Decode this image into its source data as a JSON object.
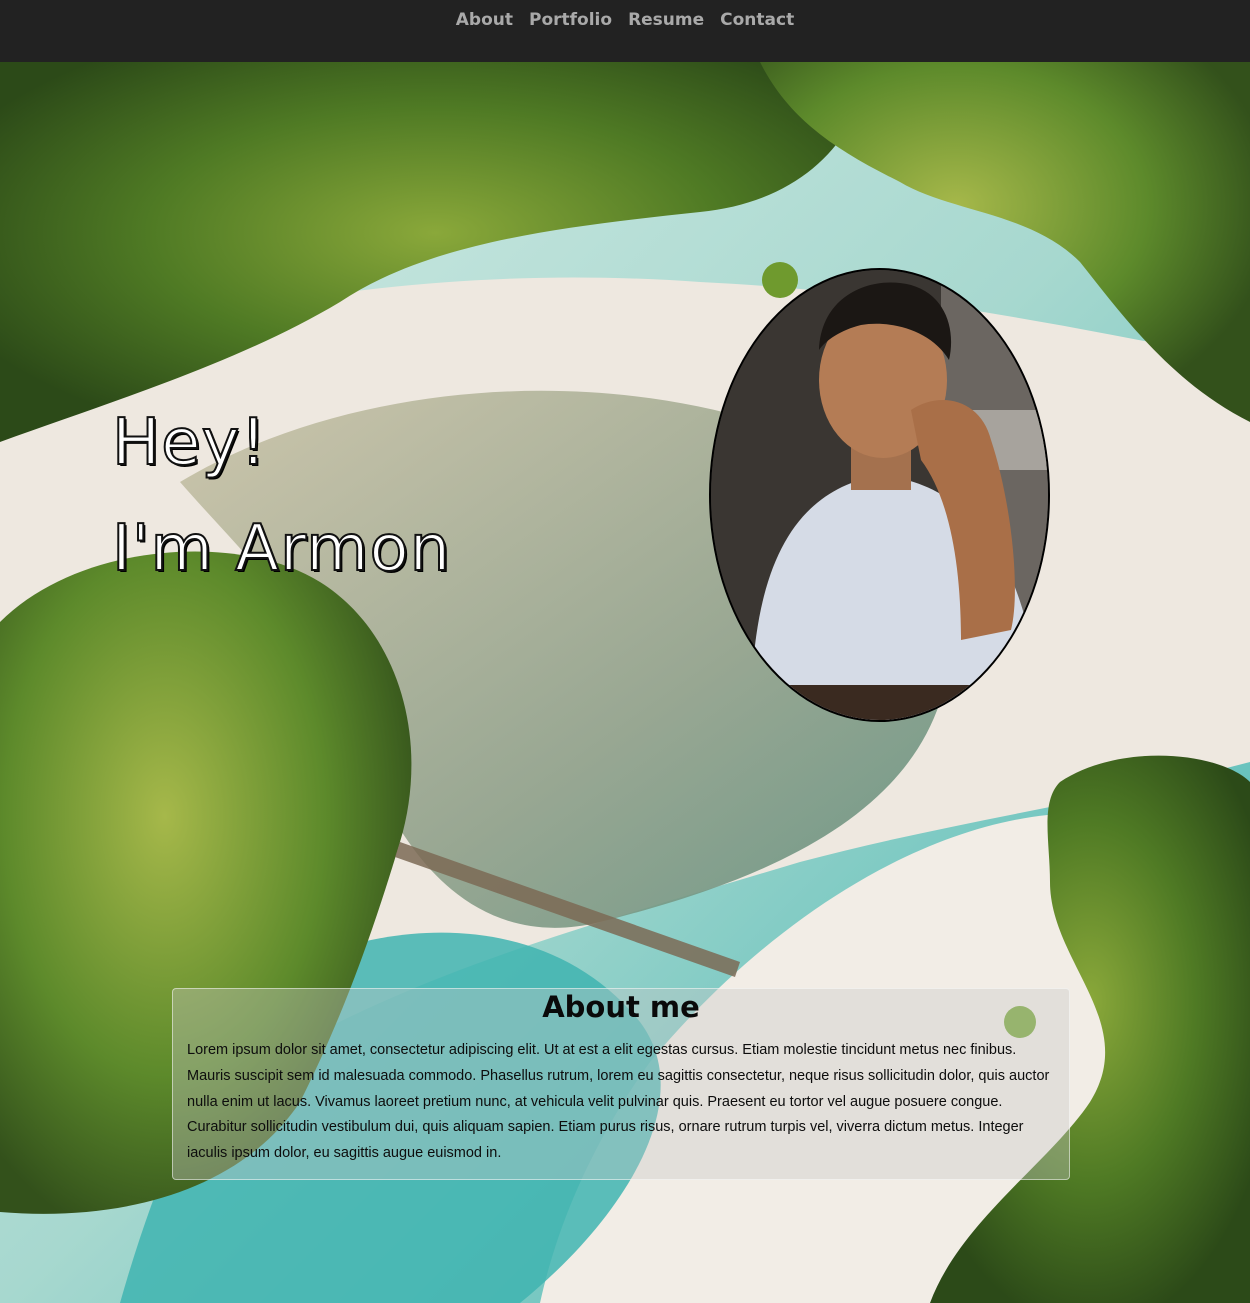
{
  "nav": {
    "links": [
      "About",
      "Portfolio",
      "Resume",
      "Contact"
    ]
  },
  "hero": {
    "line1": "Hey!",
    "line2": "I'm Armon"
  },
  "about": {
    "title": "About me",
    "body": "Lorem ipsum dolor sit amet, consectetur adipiscing elit. Ut at est a elit egestas cursus. Etiam molestie tincidunt metus nec finibus. Mauris suscipit sem id malesuada commodo. Phasellus rutrum, lorem eu sagittis consectetur, neque risus sollicitudin dolor, quis auctor nulla enim ut lacus. Vivamus laoreet pretium nunc, at vehicula velit pulvinar quis. Praesent eu tortor vel augue posuere congue. Curabitur sollicitudin vestibulum dui, quis aliquam sapien. Etiam purus risus, ornare rutrum turpis vel, viverra dictum metus. Integer iaculis ipsum dolor, eu sagittis augue euismod in."
  },
  "colors": {
    "navbar": "#222222",
    "nav_link": "#a9a9a9",
    "forest": "#3f6b22",
    "sand": "#efe9e2",
    "water": "#6fc9c0"
  }
}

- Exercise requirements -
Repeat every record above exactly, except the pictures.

- Answer space -
Decode this image into its source data as a JSON object.
{
  "nav": {
    "links": [
      "About",
      "Portfolio",
      "Resume",
      "Contact"
    ]
  },
  "hero": {
    "line1": "Hey!",
    "line2": "I'm Armon"
  },
  "about": {
    "title": "About me",
    "body": "Lorem ipsum dolor sit amet, consectetur adipiscing elit. Ut at est a elit egestas cursus. Etiam molestie tincidunt metus nec finibus. Mauris suscipit sem id malesuada commodo. Phasellus rutrum, lorem eu sagittis consectetur, neque risus sollicitudin dolor, quis auctor nulla enim ut lacus. Vivamus laoreet pretium nunc, at vehicula velit pulvinar quis. Praesent eu tortor vel augue posuere congue. Curabitur sollicitudin vestibulum dui, quis aliquam sapien. Etiam purus risus, ornare rutrum turpis vel, viverra dictum metus. Integer iaculis ipsum dolor, eu sagittis augue euismod in."
  },
  "colors": {
    "navbar": "#222222",
    "nav_link": "#a9a9a9",
    "forest": "#3f6b22",
    "sand": "#efe9e2",
    "water": "#6fc9c0"
  }
}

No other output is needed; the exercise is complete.